The AMS is looking to hire a consultant to develop its plan to have net-zero carbon emissions by 2025.
According to environmental consultant Offsetters’s proposal, if hired, the company would first collect AMS data from 2019 to produce a greenhouse gas (GHG) inventory report outlining the sources of emissions in AMS operations. Then, it would prepare a five-year GHG management plan to guide AMS’s actions.
Part of the AMS’s Sustainability Action Plan unveiled this year, the emissions plan would include both short and long-term cost-effective strategies for the AMS to reduce emissions, as well as “best practices” to meet its goal. The partnership would cost the AMS around $17,700 plus taxes.
Offsetters declined to comment, saying that discussions with the AMS were still preliminary.
For the AMS to reach net-zero emissions, the total annual energy used by the Nest needs to equal the renewable energy created on site.
Sylvester Mensah Jr, AMS VP administration, said UBC is offsetting the AMS’s emissions. The Nest is also a LEED Platinum-certified building which means it’s among the most sustainable buildings in North America. As a result, the AMS wants to explore other areas such as its supply chain where it could reduce its emissions.
“Given that our energy consumption to an extent is net zero, … [there] is the need to look at other things that could constitute our carbon footprint in the community,” said Mensah. This includes the custodial waste produced in the Nest, the AMS vendors and behavioural changes.
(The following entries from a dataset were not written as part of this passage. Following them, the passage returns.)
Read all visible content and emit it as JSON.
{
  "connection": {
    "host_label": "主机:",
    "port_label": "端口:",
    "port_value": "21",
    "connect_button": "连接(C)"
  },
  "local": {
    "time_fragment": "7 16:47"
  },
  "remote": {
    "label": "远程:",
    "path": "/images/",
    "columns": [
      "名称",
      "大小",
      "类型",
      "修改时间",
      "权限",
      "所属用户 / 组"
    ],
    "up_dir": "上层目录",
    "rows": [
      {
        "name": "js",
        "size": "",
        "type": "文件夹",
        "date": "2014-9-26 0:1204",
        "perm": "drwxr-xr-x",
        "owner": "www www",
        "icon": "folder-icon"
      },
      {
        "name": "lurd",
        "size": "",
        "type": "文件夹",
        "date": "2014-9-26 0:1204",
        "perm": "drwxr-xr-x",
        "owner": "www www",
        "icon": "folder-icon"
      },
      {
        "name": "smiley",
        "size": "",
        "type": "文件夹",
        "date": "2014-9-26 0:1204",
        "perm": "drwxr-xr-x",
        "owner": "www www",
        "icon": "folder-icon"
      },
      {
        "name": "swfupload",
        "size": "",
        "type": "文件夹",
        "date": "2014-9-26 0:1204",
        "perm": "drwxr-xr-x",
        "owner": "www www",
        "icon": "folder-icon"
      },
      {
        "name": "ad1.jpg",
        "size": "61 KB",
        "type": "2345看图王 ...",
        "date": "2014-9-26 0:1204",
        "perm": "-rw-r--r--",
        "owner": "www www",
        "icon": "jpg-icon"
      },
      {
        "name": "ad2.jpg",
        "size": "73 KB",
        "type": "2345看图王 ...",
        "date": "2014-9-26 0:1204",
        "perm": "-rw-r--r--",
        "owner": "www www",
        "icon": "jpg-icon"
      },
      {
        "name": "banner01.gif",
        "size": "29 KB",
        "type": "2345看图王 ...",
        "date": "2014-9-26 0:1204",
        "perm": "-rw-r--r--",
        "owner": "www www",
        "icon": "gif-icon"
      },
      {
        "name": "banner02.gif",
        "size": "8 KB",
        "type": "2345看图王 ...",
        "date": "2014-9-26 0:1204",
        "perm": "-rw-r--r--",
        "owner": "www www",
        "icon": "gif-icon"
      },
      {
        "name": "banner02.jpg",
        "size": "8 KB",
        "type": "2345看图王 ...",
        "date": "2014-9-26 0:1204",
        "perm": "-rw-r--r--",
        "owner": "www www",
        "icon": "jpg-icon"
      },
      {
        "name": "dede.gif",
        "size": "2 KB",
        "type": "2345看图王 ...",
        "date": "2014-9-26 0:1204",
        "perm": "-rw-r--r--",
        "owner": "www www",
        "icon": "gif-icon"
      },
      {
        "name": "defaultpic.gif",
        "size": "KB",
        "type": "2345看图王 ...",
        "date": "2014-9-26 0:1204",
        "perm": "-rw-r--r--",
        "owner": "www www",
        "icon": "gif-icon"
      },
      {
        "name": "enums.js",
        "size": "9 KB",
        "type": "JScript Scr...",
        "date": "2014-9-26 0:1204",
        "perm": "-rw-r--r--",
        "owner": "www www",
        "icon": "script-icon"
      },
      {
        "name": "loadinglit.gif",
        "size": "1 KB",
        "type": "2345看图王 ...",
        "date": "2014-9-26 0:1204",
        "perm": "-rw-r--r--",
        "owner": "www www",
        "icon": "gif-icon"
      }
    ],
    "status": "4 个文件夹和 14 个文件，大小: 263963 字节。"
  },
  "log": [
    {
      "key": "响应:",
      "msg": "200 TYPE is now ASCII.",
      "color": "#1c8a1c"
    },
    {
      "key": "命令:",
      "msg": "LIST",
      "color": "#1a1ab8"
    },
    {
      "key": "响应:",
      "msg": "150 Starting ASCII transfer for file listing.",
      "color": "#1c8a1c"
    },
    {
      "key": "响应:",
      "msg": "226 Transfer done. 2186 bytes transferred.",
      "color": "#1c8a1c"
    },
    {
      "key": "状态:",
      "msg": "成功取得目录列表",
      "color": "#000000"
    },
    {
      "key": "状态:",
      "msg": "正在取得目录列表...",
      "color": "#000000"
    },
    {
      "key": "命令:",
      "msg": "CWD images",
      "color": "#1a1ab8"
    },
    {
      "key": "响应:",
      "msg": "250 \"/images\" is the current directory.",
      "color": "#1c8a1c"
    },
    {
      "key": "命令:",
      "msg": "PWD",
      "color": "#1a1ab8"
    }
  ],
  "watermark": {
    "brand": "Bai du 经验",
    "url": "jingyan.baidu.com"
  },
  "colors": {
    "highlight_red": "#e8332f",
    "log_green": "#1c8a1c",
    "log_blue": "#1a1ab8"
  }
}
Mensah added that the AMS is looking for a company that can produce a framework in line with its 2025 timeline while suggesting realistic actions.
“[We’re] looking for a company that is able to figure out what indeed our building would need and the various recommendations that will come with that,” he said.
The AMS was first interested in working with Stantec, a consulting firm which has worked with UBC several times in the past, including on the Faculty of Pharmaceutical Sciences building. Although the AMS approached both Stantec and Offsetters because of their industry reputation, initially it leaned toward Stantec.
However, the AMS said it didn’t receive correspondence from Stantec in time, so Offsetters was the only firm to give the AMS a proposal. Moving forward, Mensah said the AMS may pursue a request for proposals process.
Although the process is in exploratory stages, Mensah thinks the AMS will be able to meet its 2025 goal. He mentioned that they’re doing more than just relying on an external partnership — for example, pursuing sustainability projects and researching the supply chain side.
“I think the biggest challenge will be the data compilation because there’s a lot of factors that come into creating a framework of this nature,” Mensah said. He added that the cost might also be an issue when it comes to realizing the project, but added the AMS is working to reduce its deficit this year.
By the end of his term this coming spring, Mensah wants to have a framework completed outlining what the AMS’s current emissions are and what direction it should take to offset them.
“It’s in our best interest [to] respect the recommendations being made and following accordingly in order to reach this goal, given that as an organization, this is something we do want to make [happen].”